We’ve been watching with interest the Fabric closure story unfold. It’s been really heartwarming to see everyone rally round and support the club. If Fabric were to close for good, what impact do you think it have on London nightlife, and in the wider sense, UK clubbing do you think?
Clubs have always come and gone over the years, but it certainly feels that more have gone in the last few years here that are good well-run places, that then largely get handed over to property developers to build ‘luxury’ apartments. If Fabric were to close for good then I believe London will lose an iconic cultural space and the effect will reverberate around the city, around the UK and around Europe. It feels as if the powers that be just don’t want clubs of any kind in London anymore really.
Places further out in East London like Passing Clouds, Dance Tunnel, and Shapes have all also recently been shut down and handed over to developers. Nightlife will still exist and people will still go out, they will just head to areas of London further and further out, and then perhaps to illegal places too. In a wider UK sense, because Fabric is such an influential venue it may mean that other areas of the UK decide to follow suit sadly. It’s very heartwarming indeed to see the support the club is getting, I just really hope it helps and the council take it on board, they can’t ignore it that’s for sure!

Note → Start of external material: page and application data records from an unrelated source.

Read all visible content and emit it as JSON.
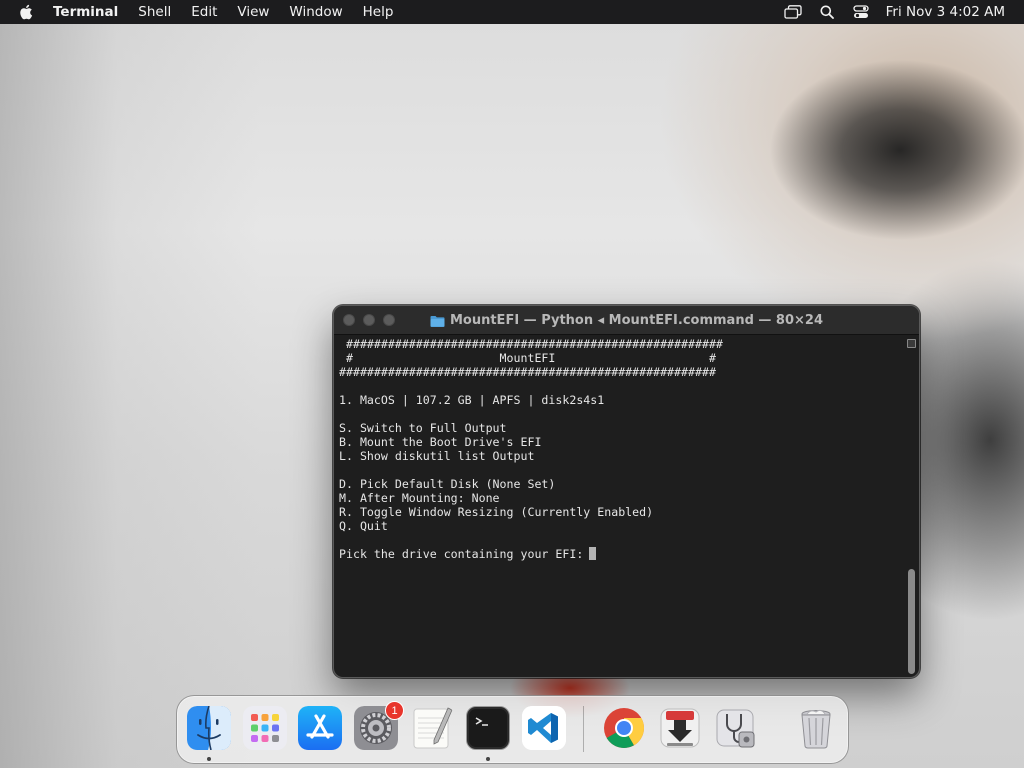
{
  "menubar": {
    "app_name": "Terminal",
    "items": [
      "Shell",
      "Edit",
      "View",
      "Window",
      "Help"
    ],
    "clock": "Fri Nov 3  4:02 AM",
    "status_icons": [
      "screen-mirroring-icon",
      "search-icon",
      "control-center-icon"
    ]
  },
  "terminal": {
    "title": "MountEFI — Python ◂ MountEFI.command — 80×24",
    "lines": [
      " ######################################################",
      " #                     MountEFI                      #",
      "######################################################",
      "",
      "1. MacOS | 107.2 GB | APFS | disk2s4s1",
      "",
      "S. Switch to Full Output",
      "B. Mount the Boot Drive's EFI",
      "L. Show diskutil list Output",
      "",
      "D. Pick Default Disk (None Set)",
      "M. After Mounting: None",
      "R. Toggle Window Resizing (Currently Enabled)",
      "Q. Quit",
      ""
    ],
    "prompt": "Pick the drive containing your EFI:"
  },
  "dock": {
    "apps": [
      {
        "name": "finder",
        "running": true
      },
      {
        "name": "launchpad",
        "running": false
      },
      {
        "name": "app-store",
        "running": false
      },
      {
        "name": "system-settings",
        "running": false,
        "badge": "1"
      },
      {
        "name": "textedit",
        "running": false
      },
      {
        "name": "terminal",
        "running": true
      },
      {
        "name": "visual-studio-code",
        "running": false
      },
      {
        "name": "google-chrome",
        "running": false
      },
      {
        "name": "installer-download",
        "running": false
      },
      {
        "name": "disk-utility",
        "running": false
      },
      {
        "name": "trash",
        "running": false
      }
    ]
  },
  "colors": {
    "menubar_bg": "#1c1c1e",
    "terminal_bg": "#1e1e1e",
    "terminal_text": "#e6e6e6",
    "badge": "#e8352c"
  }
}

Another venue on the verge of closing is, of course, Space. I’m sure you have many fond memories, could you maybe share with us the first time you played there and any plans you have for the closing party?
The first time was on the inside terrace before Darren Emerson, around ten or twelve years ago I think. It was an unreal experience. Since then I’ve basically ended up playing in every single room that’s ever existed in there over the years. I’ll be over for Carl’s closing party to support him and take it all in, and then I’ll be back to play there for the last ever party after that. To say it’s an honour to have been asked is an understatement! Working out what to play will a tough one for something that will forever go down in not just Ibiza history but also the whole of clubland history.
It’s been great to chat again Jon, we look forward to hearing you on Sept. 10th. In closing, is there anything you’d like to add?
Thanks for the continued support from you guys it’s very much appreciated and I look forward to seeing you on the 10th!
You can catch Jon Rundell this Saturday, 10th September with headliners Laurent Garnier, Joseph Capriati and Dubfire. The Social Festival returns on Friday 9th & Saturday 10th September 2016 to its new home, The Kent County Showground. Tickets are available here.